Although All-Star sits 33 points below Nike, they remain a strong contender among catchers gear brands. 2022 Platinum Glover Jose Trevino and Alejandro Kirk both relied on All-Star gear behind the dish during their breakout years.
Other Gear Brands Worn by MLB Starting Catchers
There was a steep dropoff in gear popularity behind the top two leaders. Rounding out the list of remaining brands was Easton holding 10%, Rawlings and Force3 with 7%, and EvoShield sitting in last at 3%.
Wherever you look, you’ll find at least one constant in the MLB; Rawlings gloves. According to our 2022 WPW Glove Report, Rawlings controlled the majority of all gloves worn by MLB starters (55%). This trend was also true for catchers, but by a much larger margin.
Rawlings Gloves: Worn by 70% of MLB Starting Catchers
In 2022, catchers were dead even with center fielders for the highest percentage of Rawlings gloves used by position. Preferred by Gold Glovers like Sean Murphy, two-time winner J.T. Realmuto, and five-time winner Salvador Perez; Rawlings continued to dominate the glove market not only among catchers but the entire league.
All-Star Gloves: Worn by 13% of MLB Starting Catchers
At 13%, All-Star is the second most popular brand in this group. They continue to produce quality gloves that are preferred by players like Max Stassi of the Angels and Martin Maldonado of the Astros.
Other Gloves Worn by MLB Starting Catchers
We only saw a handful of starting catchers using glove brands other than Rawlings and All-Star, including Mizuno (worn by Travis d’Arnaud and Jonah Heim), Wilson (Worn by Tyler Stephenson), Easton (worn by Austin Hedges), and Force3 (worn by Yasmani Grandal).
Let us know what gear you prefer behind the dish!

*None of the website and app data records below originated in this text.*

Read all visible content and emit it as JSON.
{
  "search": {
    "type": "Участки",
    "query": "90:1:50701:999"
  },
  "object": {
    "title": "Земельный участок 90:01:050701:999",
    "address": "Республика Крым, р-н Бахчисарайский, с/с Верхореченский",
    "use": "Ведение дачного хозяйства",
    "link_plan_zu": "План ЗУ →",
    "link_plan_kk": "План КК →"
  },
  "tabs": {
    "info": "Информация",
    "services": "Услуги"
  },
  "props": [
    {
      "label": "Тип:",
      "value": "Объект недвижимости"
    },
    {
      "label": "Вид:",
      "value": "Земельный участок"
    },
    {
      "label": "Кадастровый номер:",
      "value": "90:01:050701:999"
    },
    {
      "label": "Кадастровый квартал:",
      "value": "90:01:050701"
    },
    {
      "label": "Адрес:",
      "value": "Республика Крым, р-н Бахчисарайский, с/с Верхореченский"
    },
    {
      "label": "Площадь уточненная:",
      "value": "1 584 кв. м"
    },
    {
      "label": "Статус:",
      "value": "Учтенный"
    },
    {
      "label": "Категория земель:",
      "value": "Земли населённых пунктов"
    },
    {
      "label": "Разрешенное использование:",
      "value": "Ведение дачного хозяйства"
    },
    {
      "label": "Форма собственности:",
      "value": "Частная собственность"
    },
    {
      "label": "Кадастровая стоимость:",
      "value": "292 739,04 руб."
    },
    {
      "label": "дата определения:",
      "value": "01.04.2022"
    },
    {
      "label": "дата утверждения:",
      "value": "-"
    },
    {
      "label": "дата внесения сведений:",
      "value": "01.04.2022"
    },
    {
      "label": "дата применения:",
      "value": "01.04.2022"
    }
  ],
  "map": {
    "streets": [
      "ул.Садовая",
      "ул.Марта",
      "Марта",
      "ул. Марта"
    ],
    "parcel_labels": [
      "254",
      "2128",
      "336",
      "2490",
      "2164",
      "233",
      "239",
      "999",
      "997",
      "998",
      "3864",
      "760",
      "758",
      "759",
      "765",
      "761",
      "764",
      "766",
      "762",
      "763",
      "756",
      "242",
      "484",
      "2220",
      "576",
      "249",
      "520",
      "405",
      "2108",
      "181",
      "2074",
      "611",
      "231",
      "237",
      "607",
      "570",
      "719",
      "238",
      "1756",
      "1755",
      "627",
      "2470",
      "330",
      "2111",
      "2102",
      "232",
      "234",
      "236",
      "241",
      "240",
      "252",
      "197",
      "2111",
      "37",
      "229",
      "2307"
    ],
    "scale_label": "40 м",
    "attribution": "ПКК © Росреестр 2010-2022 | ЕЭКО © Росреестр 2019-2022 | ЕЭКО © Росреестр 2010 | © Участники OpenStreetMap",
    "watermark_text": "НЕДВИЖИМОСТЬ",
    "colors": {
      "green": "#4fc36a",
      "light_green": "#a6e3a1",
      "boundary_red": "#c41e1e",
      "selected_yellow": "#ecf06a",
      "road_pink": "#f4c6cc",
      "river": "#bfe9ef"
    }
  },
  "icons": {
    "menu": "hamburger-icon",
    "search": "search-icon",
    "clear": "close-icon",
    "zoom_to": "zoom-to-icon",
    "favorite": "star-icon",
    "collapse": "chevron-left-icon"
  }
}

When on earth will Diamond Elite Catchers gear be released? It keeps repeating that it’s coming out and it’s still not coming out.